And, own they do. That’s because of the proprietary platforms that are controlled by Tier 1 vendors. Consider the cost of changing an application like procurement. It’s somewhat difficult to replace the application when it’s part of a set from the same vendor. Doable, but painful.
The Enterprise Software lock-in problem can be even more painful thanks to proprietary platforms. You can buy ERP today with: proprietary “engineered system” hardware, proprietary database management systems, proprietary middleware, proprietary programming languages, proprietary application servers and proprietary user interfaces. If you want the nice user interface, you need to engineered system and the proprietary database.
The cloud doesn’t necessarily change the situation. The largest ERP vendors have acquired major cloud providers. Lock-in is part of the cloud strategy.
Escalating Impact of Lock-In
There are compelling characteristics in Enterprise Software platforms. Proprietary is sometimes better than open systems in some areas. The long-term consequences of lock-in are positive for vendors, negative for customers.
The problem with proprietary is that negotiating leverage goes the vendor. I’ve seen the following over the past few years:
- Forced maintenance contracts
- Increases maintenance costs
- Software audits to increase revenue at the expense of customers
- Increased costs for new modules
- Increased costs for improved usability even though annual maintenance paid
- Charging for any interface as if it were separate users
- Charging to attend user conferences
- High cost to hire or contract experts

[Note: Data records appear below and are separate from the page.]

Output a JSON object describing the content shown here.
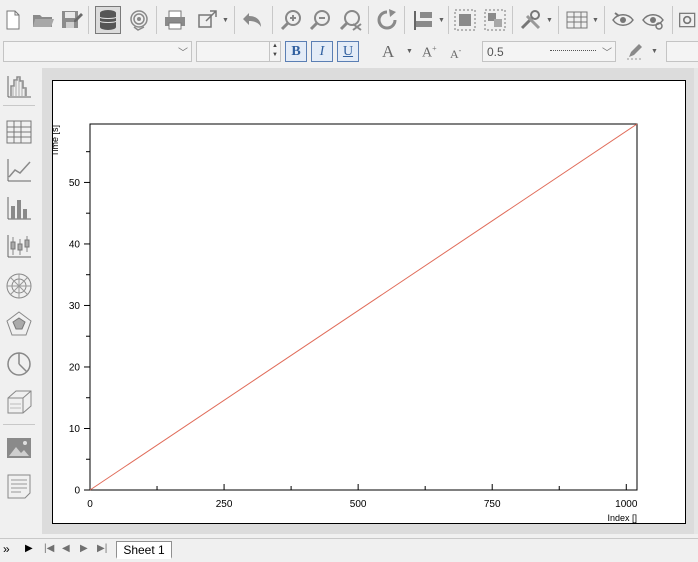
{
  "toolbar": {
    "buttons": [
      "new-document-icon",
      "open-folder-icon",
      "save-icon",
      "database-icon",
      "fingerprint-icon",
      "print-icon",
      "export-icon",
      "undo-icon",
      "zoom-in-icon",
      "zoom-out-icon",
      "zoom-fit-icon",
      "redo-icon",
      "align-icon",
      "group-icon",
      "ungroup-icon",
      "tools-icon",
      "table-view-icon",
      "eye-icon",
      "eye-settings-icon",
      "settings-icon"
    ]
  },
  "format_bar": {
    "font_family": "",
    "font_size": "",
    "bold_label": "B",
    "italic_label": "I",
    "underline_label": "U",
    "line_width": "0.5"
  },
  "left_panel": {
    "items": [
      "histogram-icon",
      "spreadsheet-icon",
      "line-chart-icon",
      "bar-chart-icon",
      "box-plot-icon",
      "polar-chart-icon",
      "radar-chart-icon",
      "pie-chart-icon",
      "3d-chart-icon",
      "image-icon",
      "text-document-icon"
    ]
  },
  "chart_data": {
    "type": "line",
    "title": "",
    "xlabel": "Index []",
    "ylabel": "Time [s]",
    "xlim": [
      0,
      1020
    ],
    "ylim": [
      0,
      59.5
    ],
    "xticks": [
      "0",
      "250",
      "500",
      "750",
      "1000"
    ],
    "yticks": [
      "0",
      "10",
      "20",
      "30",
      "40",
      "50"
    ],
    "series": [
      {
        "color": "#e06c5a",
        "x": [
          0,
          1020
        ],
        "y": [
          0,
          59.5
        ]
      }
    ],
    "grid": false
  },
  "sheets": {
    "tabs": [
      "Sheet 1"
    ],
    "active": "Sheet 1",
    "nav_more": "»"
  }
}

- Use of public cloud deployment to extend lock-in
The Truly Open World
Tier 1 vendors pay lip service to open systems. They claim that systems are open. They’re open enough to claim some standards support. Yet, they litter systems with proprietary functionality. It’s true that these vendors support open systems and open source if only to prevent customers from using competitor proprietary products.
We recommend a planned approach to prevent lock-in. The consideration of open source middleware that is often superior to proprietary. The degree of openness of enterprise software should be evaluated.
Personal Action Item
My FreeBalance Latin America and Caribbean colleagues will be paying close attention to lessons learned at the workshop. Follow my @dalytics Twitter feed on the 19th. and stay tuned to my observations later next week.
Latest posts by Doug Hadden (see all)
- Citizen Wellbeing: a Smart City Objective - January 17, 2017
- Citizen Trust: Driver for Smart Government Initiatives - January 13, 2017
- 2017: The Year that Government Leaps beyond ERP? - January 12, 2017
- Government Digital Transformation 2017 - January 11, 2017